“I cannot in good conscience put any student or teacher in a position that puts their health and their safety at risk,” Carr said.
“COVID affects every age group,” board President Ginny Stewart said, and said if the tables were turned and she was a parent or teacher, “given the current situation … I would not go back to the classroom.”
She echoed Carr’s concern.
“I can’t in good conscience ask our kids or our teachers or our staff or our bus drivers to come back when I wouldn’t do it myself.”
Stewart agreed it will be inconvenient for parents who work and need childcare.
“A little inconvenience is far easier to stomach than hearing one of our students … has contracted what is potentially a deadly or debilitating illness that we could have avoided just by doing this and not taking the easy way out,” she said.
Board member Bill Clifford agreed to starting online, but when moving forward follow the risk levels set up by the state.
If the county remains red, stay online. If the shift is to yellow or orange for at least two weeks, use the hybrid method that was discussed last week, he said.
Board member Norm Geer said the A-B plan may be doable in two months but said the situation more likely will be worse. A plan needs to be in place for a transition from virtual to business as usual and to make a “game-time decision” when needed.
He also agreed with starting online and pointed out the board continues to hold its meetings remotely.
“We’re not together … and I don’t feel comfortable asking someone to do something we’re not doing ourselves,” Geer said.
Hovest wanted to know any staffing cuts if the district starts virtually.
Scruci said there would probably be some bus drivers and custodians
“The fact is very simple. The trend in Wood County is not going in our favor,” Scruci said. “Part of leadership is not making the popular decision, it’s making the right decision.”
The safest option is to stay online until a vaccine or treatment becomes available, he added.
“While we may be criticized today, and criticized for a couple weeks, I think ultimately in the long run we will be applauded,” Scruci said. “All the writing’s on the wall. If we ignore that we should be criticized.”
With the Sept. 8 start date, that gives teachers time to train and be prepared to implement online lessons.
The level of coronavirus will be reevaluated in six to eight weeks, which will dovetail into the second nine-week period.
“If we give the kids hope that they’re coming back, it will make it easier for them to handle this time out,” Scruci said.
As for parent concerns about whether their child will get a better online education than they got in the spring, “the answer is yes. We’re going to be better prepared to do what we need to do to educate our students,” Scruci said.
Teachers will be allowed into their classroom and use available materials when developing online lessons, said Angie Schaal, executive director of teaching and learning.

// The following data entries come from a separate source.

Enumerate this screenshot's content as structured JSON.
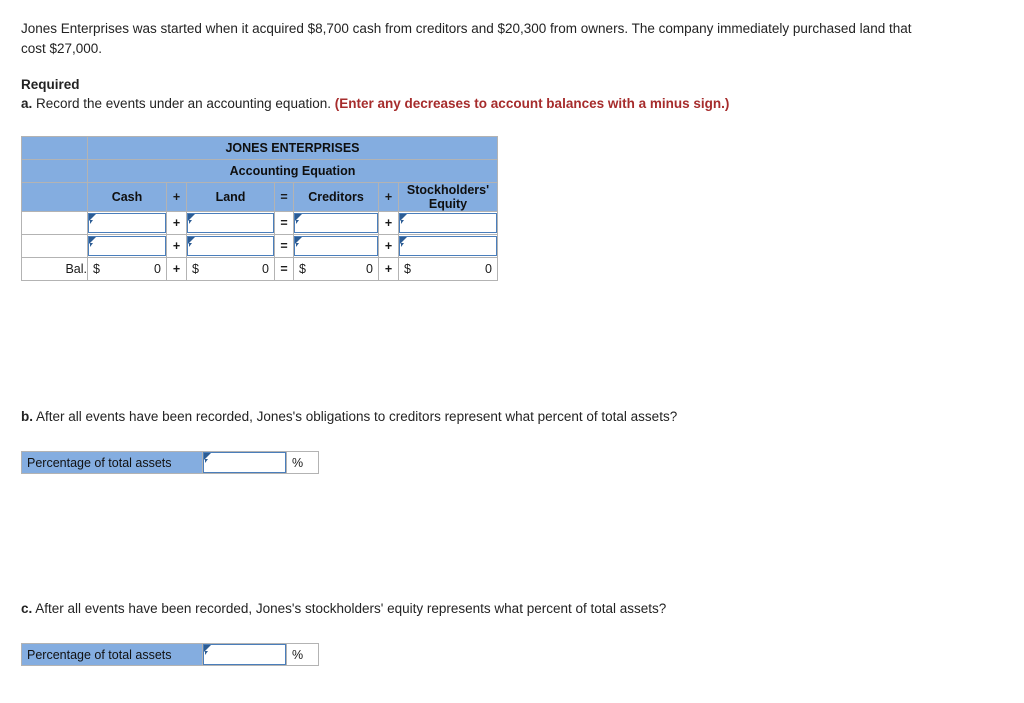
{
  "intro": {
    "text": "Jones Enterprises was started when it acquired $8,700 cash from creditors and $20,300 from owners. The company immediately purchased land that cost $27,000."
  },
  "required": {
    "heading": "Required",
    "a_letter": "a.",
    "a_text": " Record the events under an accounting equation. ",
    "a_note": "(Enter any decreases to account balances with a minus sign.)"
  },
  "equation_table": {
    "company_title": "JONES ENTERPRISES",
    "subtitle": "Accounting Equation",
    "columns": {
      "row_label": "",
      "cash": "Cash",
      "op1": "+",
      "land": "Land",
      "equals": "=",
      "creditors": "Creditors",
      "op2": "+",
      "stockholders_equity": "Stockholders' Equity"
    },
    "entry_rows": [
      {
        "label": "",
        "cash": "",
        "op1": "+",
        "land": "",
        "equals": "=",
        "creditors": "",
        "op2": "+",
        "equity": ""
      },
      {
        "label": "",
        "cash": "",
        "op1": "+",
        "land": "",
        "equals": "=",
        "creditors": "",
        "op2": "+",
        "equity": ""
      }
    ],
    "balance_row": {
      "label": "Bal.",
      "cash_symbol": "$",
      "cash_value": "0",
      "op1": "+",
      "land_symbol": "$",
      "land_value": "0",
      "equals": "=",
      "creditors_symbol": "$",
      "creditors_value": "0",
      "op2": "+",
      "equity_symbol": "$",
      "equity_value": "0"
    }
  },
  "question_b": {
    "letter": "b.",
    "text": " After all events have been recorded, Jones's obligations to creditors represent what percent of total assets?",
    "answer_label": "Percentage of total assets",
    "answer_value": "",
    "unit": "%"
  },
  "question_c": {
    "letter": "c.",
    "text": " After all events have been recorded, Jones's stockholders' equity represents what percent of total assets?",
    "answer_label": "Percentage of total assets",
    "answer_value": "",
    "unit": "%"
  },
  "colors": {
    "header_blue": "#84ADE0",
    "field_border_blue": "#4a7ebb",
    "marker_blue": "#2c5c94",
    "note_red": "#a62c2c",
    "balance_underline": "#11204a",
    "grid_gray": "#b3b3b3"
  }
}
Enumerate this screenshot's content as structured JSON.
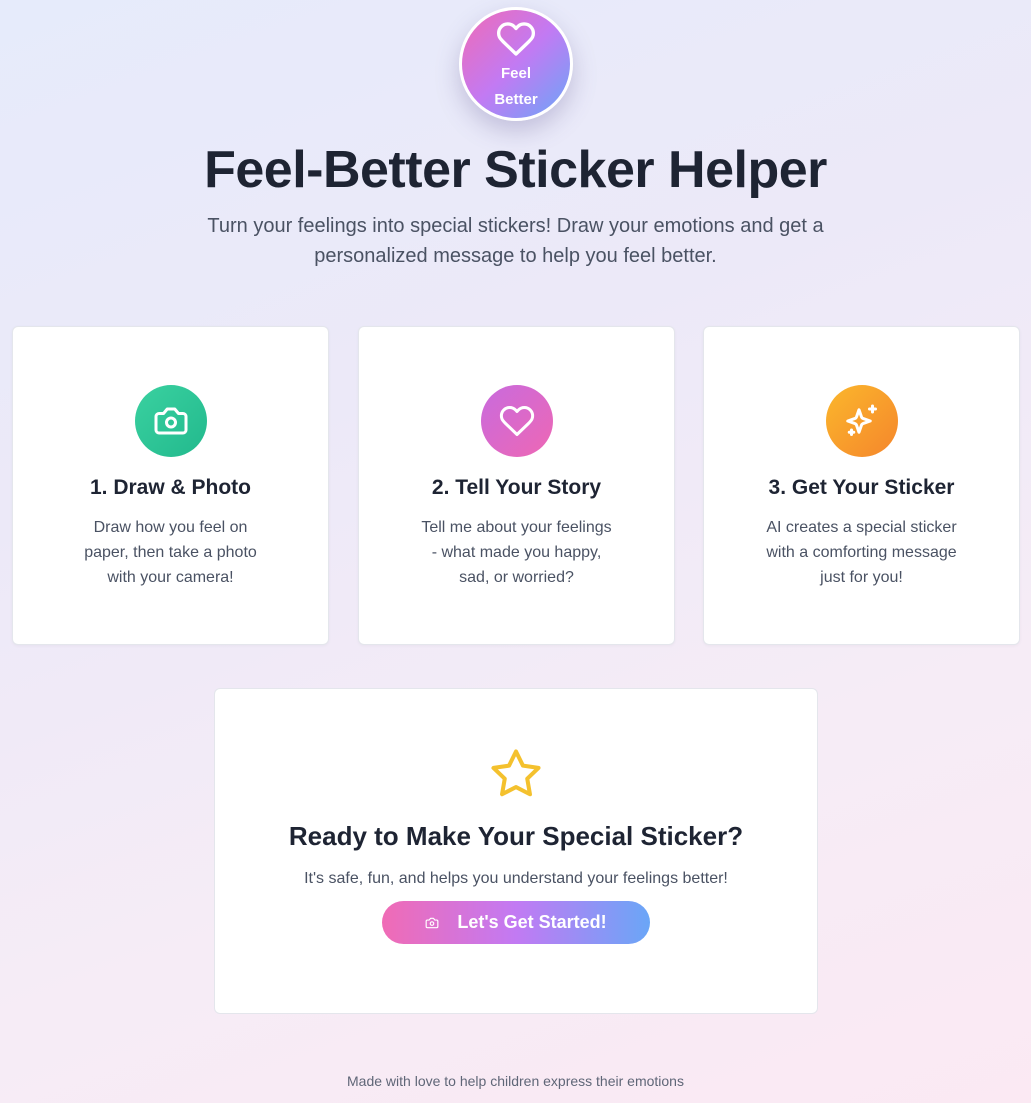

“We are not triaging” like in the spring, she said. “We have a plan to facilitate online learning.”
Classes will be online at a specific time each day but not seven days a week. They will be recorded.
“Teachers take a great deal of pride in providing a quality education and they felt robbed of that opportunity in the spring,” Scruci said.
This will allow them to use their creativity and rebound from what they were forced after school was abruptly closed, he said.
The financial impact from going online will come from savings on utilities and bus fuel, and not having to supply masks for the first semester. The savings was estimated at $500,000.
Offsetting that would be the need to buy masks face, face shields plus the plexiglass desk partitions, hand sanitizers and disinfectants once classes resume.